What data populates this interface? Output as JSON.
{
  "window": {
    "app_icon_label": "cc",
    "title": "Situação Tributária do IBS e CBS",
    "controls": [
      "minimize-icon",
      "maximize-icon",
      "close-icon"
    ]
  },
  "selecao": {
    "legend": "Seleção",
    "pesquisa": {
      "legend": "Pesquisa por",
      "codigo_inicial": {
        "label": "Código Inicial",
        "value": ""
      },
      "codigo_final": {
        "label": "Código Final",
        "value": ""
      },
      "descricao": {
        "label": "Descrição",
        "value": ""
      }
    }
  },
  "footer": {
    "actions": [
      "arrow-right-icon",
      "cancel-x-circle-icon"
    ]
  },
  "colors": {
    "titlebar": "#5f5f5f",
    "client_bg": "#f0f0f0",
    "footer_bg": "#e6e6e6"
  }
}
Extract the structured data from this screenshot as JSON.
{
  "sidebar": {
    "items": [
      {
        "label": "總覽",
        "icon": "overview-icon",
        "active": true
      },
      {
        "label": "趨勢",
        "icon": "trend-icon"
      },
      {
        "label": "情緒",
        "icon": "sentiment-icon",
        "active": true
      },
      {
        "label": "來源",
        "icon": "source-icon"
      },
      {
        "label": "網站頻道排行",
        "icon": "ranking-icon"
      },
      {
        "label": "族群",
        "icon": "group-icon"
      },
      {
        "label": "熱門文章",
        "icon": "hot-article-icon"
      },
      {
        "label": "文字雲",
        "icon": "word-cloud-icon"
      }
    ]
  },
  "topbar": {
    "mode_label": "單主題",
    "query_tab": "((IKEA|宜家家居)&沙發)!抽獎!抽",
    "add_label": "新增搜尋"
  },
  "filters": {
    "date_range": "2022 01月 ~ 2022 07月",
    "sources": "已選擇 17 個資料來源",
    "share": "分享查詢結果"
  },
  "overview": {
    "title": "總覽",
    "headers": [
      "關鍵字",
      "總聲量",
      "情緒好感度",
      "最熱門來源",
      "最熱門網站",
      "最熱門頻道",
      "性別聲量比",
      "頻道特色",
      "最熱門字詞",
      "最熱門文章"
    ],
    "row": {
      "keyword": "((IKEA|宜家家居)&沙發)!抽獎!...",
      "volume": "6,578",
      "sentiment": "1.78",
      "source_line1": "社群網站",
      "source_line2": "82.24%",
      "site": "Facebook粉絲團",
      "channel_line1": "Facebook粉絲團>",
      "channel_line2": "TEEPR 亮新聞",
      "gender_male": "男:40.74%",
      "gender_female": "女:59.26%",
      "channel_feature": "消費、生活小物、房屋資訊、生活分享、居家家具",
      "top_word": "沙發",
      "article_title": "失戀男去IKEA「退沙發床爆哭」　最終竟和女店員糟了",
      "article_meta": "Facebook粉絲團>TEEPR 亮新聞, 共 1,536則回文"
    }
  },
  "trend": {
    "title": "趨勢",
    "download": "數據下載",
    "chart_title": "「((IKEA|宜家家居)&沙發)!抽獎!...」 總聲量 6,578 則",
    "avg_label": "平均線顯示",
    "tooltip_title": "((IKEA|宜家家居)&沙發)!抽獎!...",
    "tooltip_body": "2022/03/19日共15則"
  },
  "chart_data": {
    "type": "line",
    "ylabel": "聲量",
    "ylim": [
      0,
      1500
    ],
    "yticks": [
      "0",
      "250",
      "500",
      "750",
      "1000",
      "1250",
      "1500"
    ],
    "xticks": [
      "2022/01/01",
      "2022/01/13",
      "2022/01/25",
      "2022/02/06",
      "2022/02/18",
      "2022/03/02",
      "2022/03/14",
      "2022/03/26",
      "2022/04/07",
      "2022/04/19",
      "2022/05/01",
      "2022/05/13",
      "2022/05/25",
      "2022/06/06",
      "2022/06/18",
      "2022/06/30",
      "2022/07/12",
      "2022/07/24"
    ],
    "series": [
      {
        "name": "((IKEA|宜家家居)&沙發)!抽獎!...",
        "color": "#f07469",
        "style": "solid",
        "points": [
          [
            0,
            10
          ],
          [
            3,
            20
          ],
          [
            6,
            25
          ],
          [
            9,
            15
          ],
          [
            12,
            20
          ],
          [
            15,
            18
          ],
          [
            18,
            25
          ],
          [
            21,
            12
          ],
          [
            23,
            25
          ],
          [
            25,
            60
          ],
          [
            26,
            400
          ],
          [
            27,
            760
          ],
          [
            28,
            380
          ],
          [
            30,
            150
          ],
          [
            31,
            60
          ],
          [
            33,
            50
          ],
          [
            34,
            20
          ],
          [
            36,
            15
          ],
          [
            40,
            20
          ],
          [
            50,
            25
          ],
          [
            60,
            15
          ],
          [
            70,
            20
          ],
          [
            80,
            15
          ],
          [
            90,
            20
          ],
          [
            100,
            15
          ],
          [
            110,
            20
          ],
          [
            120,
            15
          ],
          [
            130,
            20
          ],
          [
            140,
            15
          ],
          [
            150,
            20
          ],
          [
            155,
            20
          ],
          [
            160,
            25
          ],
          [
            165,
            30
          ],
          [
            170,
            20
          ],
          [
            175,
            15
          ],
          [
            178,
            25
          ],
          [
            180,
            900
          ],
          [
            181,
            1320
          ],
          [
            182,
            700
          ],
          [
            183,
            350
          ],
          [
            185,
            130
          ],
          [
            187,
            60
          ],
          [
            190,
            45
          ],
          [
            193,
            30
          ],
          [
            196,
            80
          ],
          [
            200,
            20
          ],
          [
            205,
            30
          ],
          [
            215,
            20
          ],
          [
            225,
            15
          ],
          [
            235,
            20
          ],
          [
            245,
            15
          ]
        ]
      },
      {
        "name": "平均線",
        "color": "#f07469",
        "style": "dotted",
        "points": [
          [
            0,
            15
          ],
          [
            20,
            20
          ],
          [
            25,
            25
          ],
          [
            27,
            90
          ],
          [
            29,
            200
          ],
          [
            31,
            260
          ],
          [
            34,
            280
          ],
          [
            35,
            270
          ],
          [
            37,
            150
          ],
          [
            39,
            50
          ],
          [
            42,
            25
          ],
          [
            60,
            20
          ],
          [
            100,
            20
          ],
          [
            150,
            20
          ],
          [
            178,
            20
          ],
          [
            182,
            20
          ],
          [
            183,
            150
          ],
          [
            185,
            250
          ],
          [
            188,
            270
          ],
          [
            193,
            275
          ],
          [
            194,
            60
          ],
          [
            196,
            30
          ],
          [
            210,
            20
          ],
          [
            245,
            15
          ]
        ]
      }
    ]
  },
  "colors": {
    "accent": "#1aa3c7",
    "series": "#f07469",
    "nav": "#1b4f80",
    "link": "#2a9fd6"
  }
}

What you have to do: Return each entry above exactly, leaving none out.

Answer to this task:
What data populates this interface? Output as JSON.
{
  "window": {
    "app_icon_label": "cc",
    "title": "Situação Tributária do IBS e CBS",
    "controls": [
      "minimize-icon",
      "maximize-icon",
      "close-icon"
    ]
  },
  "selecao": {
    "legend": "Seleção",
    "pesquisa": {
      "legend": "Pesquisa por",
      "codigo_inicial": {
        "label": "Código Inicial",
        "value": ""
      },
      "codigo_final": {
        "label": "Código Final",
        "value": ""
      },
      "descricao": {
        "label": "Descrição",
        "value": ""
      }
    }
  },
  "footer": {
    "actions": [
      "arrow-right-icon",
      "cancel-x-circle-icon"
    ]
  },
  "colors": {
    "titlebar": "#5f5f5f",
    "client_bg": "#f0f0f0",
    "footer_bg": "#e6e6e6"
  }
}
Extract the structured data from this screenshot as JSON.
{
  "sidebar": {
    "items": [
      {
        "label": "總覽",
        "icon": "overview-icon",
        "active": true
      },
      {
        "label": "趨勢",
        "icon": "trend-icon"
      },
      {
        "label": "情緒",
        "icon": "sentiment-icon",
        "active": true
      },
      {
        "label": "來源",
        "icon": "source-icon"
      },
      {
        "label": "網站頻道排行",
        "icon": "ranking-icon"
      },
      {
        "label": "族群",
        "icon": "group-icon"
      },
      {
        "label": "熱門文章",
        "icon": "hot-article-icon"
      },
      {
        "label": "文字雲",
        "icon": "word-cloud-icon"
      }
    ]
  },
  "topbar": {
    "mode_label": "單主題",
    "query_tab": "((IKEA|宜家家居)&沙發)!抽獎!抽",
    "add_label": "新增搜尋"
  },
  "filters": {
    "date_range": "2022 01月 ~ 2022 07月",
    "sources": "已選擇 17 個資料來源",
    "share": "分享查詢結果"
  },
  "overview": {
    "title": "總覽",
    "headers": [
      "關鍵字",
      "總聲量",
      "情緒好感度",
      "最熱門來源",
      "最熱門網站",
      "最熱門頻道",
      "性別聲量比",
      "頻道特色",
      "最熱門字詞",
      "最熱門文章"
    ],
    "row": {
      "keyword": "((IKEA|宜家家居)&沙發)!抽獎!...",
      "volume": "6,578",
      "sentiment": "1.78",
      "source_line1": "社群網站",
      "source_line2": "82.24%",
      "site": "Facebook粉絲團",
      "channel_line1": "Facebook粉絲團>",
      "channel_line2": "TEEPR 亮新聞",
      "gender_male": "男:40.74%",
      "gender_female": "女:59.26%",
      "channel_feature": "消費、生活小物、房屋資訊、生活分享、居家家具",
      "top_word": "沙發",
      "article_title": "失戀男去IKEA「退沙發床爆哭」　最終竟和女店員糟了",
      "article_meta": "Facebook粉絲團>TEEPR 亮新聞, 共 1,536則回文"
    }
  },
  "trend": {
    "title": "趨勢",
    "download": "數據下載",
    "chart_title": "「((IKEA|宜家家居)&沙發)!抽獎!...」 總聲量 6,578 則",
    "avg_label": "平均線顯示",
    "tooltip_title": "((IKEA|宜家家居)&沙發)!抽獎!...",
    "tooltip_body": "2022/03/19日共15則"
  },
  "chart_data": {
    "type": "line",
    "ylabel": "聲量",
    "ylim": [
      0,
      1500
    ],
    "yticks": [
      "0",
      "250",
      "500",
      "750",
      "1000",
      "1250",
      "1500"
    ],
    "xticks": [
      "2022/01/01",
      "2022/01/13",
      "2022/01/25",
      "2022/02/06",
      "2022/02/18",
      "2022/03/02",
      "2022/03/14",
      "2022/03/26",
      "2022/04/07",
      "2022/04/19",
      "2022/05/01",
      "2022/05/13",
      "2022/05/25",
      "2022/06/06",
      "2022/06/18",
      "2022/06/30",
      "2022/07/12",
      "2022/07/24"
    ],
    "series": [
      {
        "name": "((IKEA|宜家家居)&沙發)!抽獎!...",
        "color": "#f07469",
        "style": "solid",
        "points": [
          [
            0,
            10
          ],
          [
            3,
            20
          ],
          [
            6,
            25
          ],
          [
            9,
            15
          ],
          [
            12,
            20
          ],
          [
            15,
            18
          ],
          [
            18,
            25
          ],
          [
            21,
            12
          ],
          [
            23,
            25
          ],
          [
            25,
            60
          ],
          [
            26,
            400
          ],
          [
            27,
            760
          ],
          [
            28,
            380
          ],
          [
            30,
            150
          ],
          [
            31,
            60
          ],
          [
            33,
            50
          ],
          [
            34,
            20
          ],
          [
            36,
            15
          ],
          [
            40,
            20
          ],
          [
            50,
            25
          ],
          [
            60,
            15
          ],
          [
            70,
            20
          ],
          [
            80,
            15
          ],
          [
            90,
            20
          ],
          [
            100,
            15
          ],
          [
            110,
            20
          ],
          [
            120,
            15
          ],
          [
            130,
            20
          ],
          [
            140,
            15
          ],
          [
            150,
            20
          ],
          [
            155,
            20
          ],
          [
            160,
            25
          ],
          [
            165,
            30
          ],
          [
            170,
            20
          ],
          [
            175,
            15
          ],
          [
            178,
            25
          ],
          [
            180,
            900
          ],
          [
            181,
            1320
          ],
          [
            182,
            700
          ],
          [
            183,
            350
          ],
          [
            185,
            130
          ],
          [
            187,
            60
          ],
          [
            190,
            45
          ],
          [
            193,
            30
          ],
          [
            196,
            80
          ],
          [
            200,
            20
          ],
          [
            205,
            30
          ],
          [
            215,
            20
          ],
          [
            225,
            15
          ],
          [
            235,
            20
          ],
          [
            245,
            15
          ]
        ]
      },
      {
        "name": "平均線",
        "color": "#f07469",
        "style": "dotted",
        "points": [
          [
            0,
            15
          ],
          [
            20,
            20
          ],
          [
            25,
            25
          ],
          [
            27,
            90
          ],
          [
            29,
            200
          ],
          [
            31,
            260
          ],
          [
            34,
            280
          ],
          [
            35,
            270
          ],
          [
            37,
            150
          ],
          [
            39,
            50
          ],
          [
            42,
            25
          ],
          [
            60,
            20
          ],
          [
            100,
            20
          ],
          [
            150,
            20
          ],
          [
            178,
            20
          ],
          [
            182,
            20
          ],
          [
            183,
            150
          ],
          [
            185,
            250
          ],
          [
            188,
            270
          ],
          [
            193,
            275
          ],
          [
            194,
            60
          ],
          [
            196,
            30
          ],
          [
            210,
            20
          ],
          [
            245,
            15
          ]
        ]
      }
    ]
  },
  "colors": {
    "accent": "#1aa3c7",
    "series": "#f07469",
    "nav": "#1b4f80",
    "link": "#2a9fd6"
  }
}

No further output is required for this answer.